*Recorded data*.
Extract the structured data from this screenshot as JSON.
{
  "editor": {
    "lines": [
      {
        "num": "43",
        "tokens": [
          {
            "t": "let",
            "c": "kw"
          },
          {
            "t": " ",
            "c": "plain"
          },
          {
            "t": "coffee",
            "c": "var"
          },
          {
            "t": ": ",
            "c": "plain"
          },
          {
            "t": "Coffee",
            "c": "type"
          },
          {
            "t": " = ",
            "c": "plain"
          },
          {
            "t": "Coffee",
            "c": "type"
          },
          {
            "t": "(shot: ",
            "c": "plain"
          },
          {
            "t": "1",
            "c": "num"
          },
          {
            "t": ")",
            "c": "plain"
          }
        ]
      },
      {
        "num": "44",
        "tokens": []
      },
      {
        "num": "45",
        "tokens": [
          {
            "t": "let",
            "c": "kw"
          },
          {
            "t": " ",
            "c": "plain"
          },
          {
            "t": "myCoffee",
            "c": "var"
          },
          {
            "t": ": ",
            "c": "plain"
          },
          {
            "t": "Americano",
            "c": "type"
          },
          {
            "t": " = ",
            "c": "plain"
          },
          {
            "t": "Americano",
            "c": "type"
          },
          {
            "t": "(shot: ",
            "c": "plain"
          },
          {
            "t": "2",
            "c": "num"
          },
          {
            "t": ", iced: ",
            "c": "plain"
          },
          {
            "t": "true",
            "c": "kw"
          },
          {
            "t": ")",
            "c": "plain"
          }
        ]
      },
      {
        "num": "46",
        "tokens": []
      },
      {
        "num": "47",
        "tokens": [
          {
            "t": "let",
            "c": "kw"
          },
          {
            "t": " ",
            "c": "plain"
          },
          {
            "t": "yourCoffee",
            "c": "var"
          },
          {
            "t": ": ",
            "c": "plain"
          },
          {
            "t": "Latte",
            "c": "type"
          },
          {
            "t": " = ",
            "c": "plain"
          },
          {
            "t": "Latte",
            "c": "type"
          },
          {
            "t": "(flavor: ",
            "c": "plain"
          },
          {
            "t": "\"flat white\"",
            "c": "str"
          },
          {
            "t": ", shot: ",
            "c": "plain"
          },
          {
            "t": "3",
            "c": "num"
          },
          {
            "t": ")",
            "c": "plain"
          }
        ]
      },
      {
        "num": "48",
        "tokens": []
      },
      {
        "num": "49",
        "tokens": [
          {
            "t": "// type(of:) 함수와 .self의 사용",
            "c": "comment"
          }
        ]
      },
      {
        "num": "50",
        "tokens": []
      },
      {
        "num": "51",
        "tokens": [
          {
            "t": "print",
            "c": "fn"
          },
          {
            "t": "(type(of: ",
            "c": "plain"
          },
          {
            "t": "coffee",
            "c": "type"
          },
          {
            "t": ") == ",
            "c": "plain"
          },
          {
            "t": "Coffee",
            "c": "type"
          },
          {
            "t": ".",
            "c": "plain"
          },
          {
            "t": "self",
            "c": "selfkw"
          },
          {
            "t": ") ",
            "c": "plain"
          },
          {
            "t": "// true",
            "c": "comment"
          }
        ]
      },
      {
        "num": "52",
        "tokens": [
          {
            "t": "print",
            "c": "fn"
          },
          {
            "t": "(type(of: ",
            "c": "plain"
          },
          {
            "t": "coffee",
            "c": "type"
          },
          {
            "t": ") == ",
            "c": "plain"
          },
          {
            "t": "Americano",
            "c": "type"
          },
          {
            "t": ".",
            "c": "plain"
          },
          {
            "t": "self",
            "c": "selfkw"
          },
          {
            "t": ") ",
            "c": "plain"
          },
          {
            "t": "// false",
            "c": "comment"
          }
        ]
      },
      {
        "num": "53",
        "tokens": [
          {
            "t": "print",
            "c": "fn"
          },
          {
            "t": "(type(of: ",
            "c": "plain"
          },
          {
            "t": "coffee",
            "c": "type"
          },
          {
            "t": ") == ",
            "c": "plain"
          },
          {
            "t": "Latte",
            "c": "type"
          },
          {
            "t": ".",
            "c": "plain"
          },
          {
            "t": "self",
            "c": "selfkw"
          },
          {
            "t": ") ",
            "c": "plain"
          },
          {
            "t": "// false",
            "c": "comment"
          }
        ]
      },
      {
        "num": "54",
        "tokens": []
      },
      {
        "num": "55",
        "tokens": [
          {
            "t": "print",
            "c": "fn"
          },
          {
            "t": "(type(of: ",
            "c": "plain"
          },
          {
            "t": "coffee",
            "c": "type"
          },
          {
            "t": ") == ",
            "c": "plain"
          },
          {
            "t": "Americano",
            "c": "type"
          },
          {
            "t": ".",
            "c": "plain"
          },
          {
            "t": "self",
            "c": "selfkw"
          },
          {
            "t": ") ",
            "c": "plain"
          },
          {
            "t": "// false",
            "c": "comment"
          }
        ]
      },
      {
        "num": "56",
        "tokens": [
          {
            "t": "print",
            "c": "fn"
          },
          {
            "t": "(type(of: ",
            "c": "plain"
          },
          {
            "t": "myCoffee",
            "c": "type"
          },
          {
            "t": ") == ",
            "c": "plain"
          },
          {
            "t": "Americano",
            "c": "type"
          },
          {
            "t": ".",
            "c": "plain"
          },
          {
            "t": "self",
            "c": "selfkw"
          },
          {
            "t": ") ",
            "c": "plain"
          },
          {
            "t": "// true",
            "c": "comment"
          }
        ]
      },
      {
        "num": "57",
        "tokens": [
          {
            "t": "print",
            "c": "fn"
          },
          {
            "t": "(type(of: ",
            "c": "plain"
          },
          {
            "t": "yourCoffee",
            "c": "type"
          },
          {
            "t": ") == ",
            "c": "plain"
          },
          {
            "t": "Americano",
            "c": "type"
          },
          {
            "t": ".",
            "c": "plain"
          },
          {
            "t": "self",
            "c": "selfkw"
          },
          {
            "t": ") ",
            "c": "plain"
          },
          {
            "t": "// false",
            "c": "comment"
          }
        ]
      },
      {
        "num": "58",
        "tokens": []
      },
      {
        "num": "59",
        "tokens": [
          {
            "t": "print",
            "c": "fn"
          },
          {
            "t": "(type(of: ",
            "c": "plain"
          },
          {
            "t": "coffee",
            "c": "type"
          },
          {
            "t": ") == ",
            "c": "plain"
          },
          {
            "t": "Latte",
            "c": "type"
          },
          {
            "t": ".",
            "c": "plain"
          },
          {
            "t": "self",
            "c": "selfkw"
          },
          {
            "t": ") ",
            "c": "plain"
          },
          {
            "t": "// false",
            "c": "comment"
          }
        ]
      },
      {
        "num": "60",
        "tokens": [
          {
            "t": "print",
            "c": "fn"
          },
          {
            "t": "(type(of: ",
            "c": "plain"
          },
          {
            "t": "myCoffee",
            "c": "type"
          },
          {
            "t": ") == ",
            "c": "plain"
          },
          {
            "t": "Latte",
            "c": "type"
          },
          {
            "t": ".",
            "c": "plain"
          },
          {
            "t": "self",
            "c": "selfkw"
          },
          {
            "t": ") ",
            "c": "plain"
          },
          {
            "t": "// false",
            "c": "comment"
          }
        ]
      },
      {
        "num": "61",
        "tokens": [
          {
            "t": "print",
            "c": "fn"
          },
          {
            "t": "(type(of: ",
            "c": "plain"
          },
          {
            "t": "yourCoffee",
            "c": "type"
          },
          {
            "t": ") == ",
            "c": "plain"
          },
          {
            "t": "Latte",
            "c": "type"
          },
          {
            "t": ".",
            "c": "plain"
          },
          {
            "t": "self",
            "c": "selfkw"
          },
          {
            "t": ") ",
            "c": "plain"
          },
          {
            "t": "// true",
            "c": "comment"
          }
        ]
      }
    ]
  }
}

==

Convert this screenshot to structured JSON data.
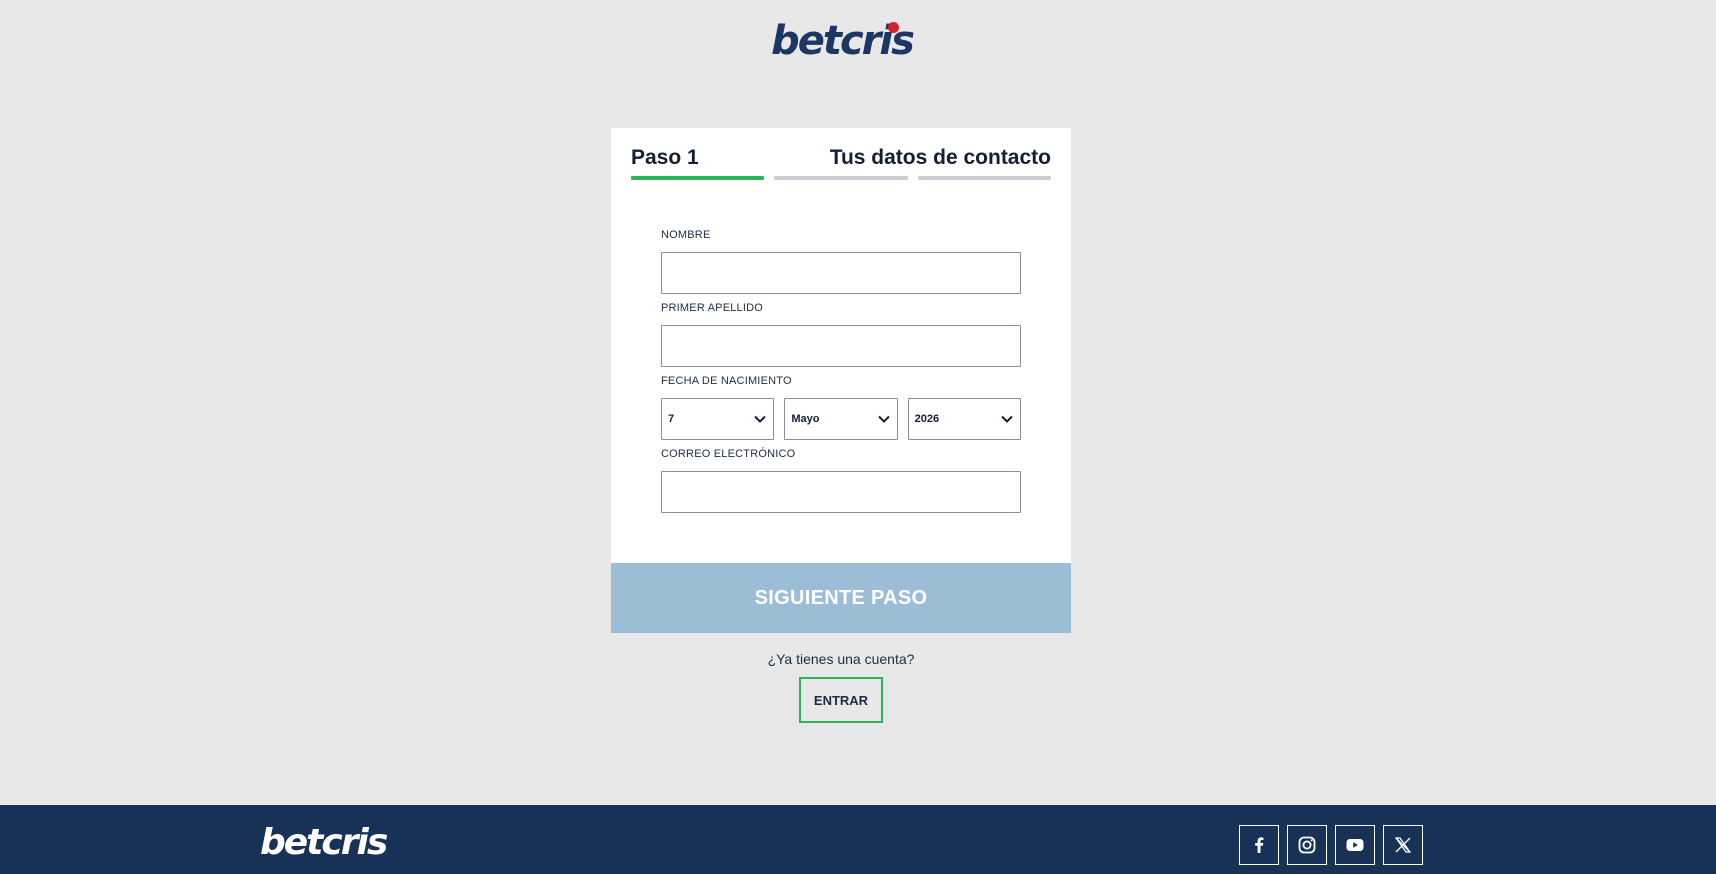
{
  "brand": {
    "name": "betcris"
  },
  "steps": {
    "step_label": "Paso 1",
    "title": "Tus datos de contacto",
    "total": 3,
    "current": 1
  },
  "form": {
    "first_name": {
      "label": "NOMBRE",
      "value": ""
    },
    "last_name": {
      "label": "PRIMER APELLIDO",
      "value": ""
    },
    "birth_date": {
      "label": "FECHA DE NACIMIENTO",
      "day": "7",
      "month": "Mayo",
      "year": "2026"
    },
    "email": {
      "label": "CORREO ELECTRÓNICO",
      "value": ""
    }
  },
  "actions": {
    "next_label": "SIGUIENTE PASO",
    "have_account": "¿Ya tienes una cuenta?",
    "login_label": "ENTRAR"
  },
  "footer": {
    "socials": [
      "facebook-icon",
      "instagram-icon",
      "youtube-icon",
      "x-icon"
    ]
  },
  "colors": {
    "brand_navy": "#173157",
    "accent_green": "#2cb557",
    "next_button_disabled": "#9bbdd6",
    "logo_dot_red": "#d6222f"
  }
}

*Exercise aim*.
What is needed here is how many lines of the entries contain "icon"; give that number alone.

*Reply*.
4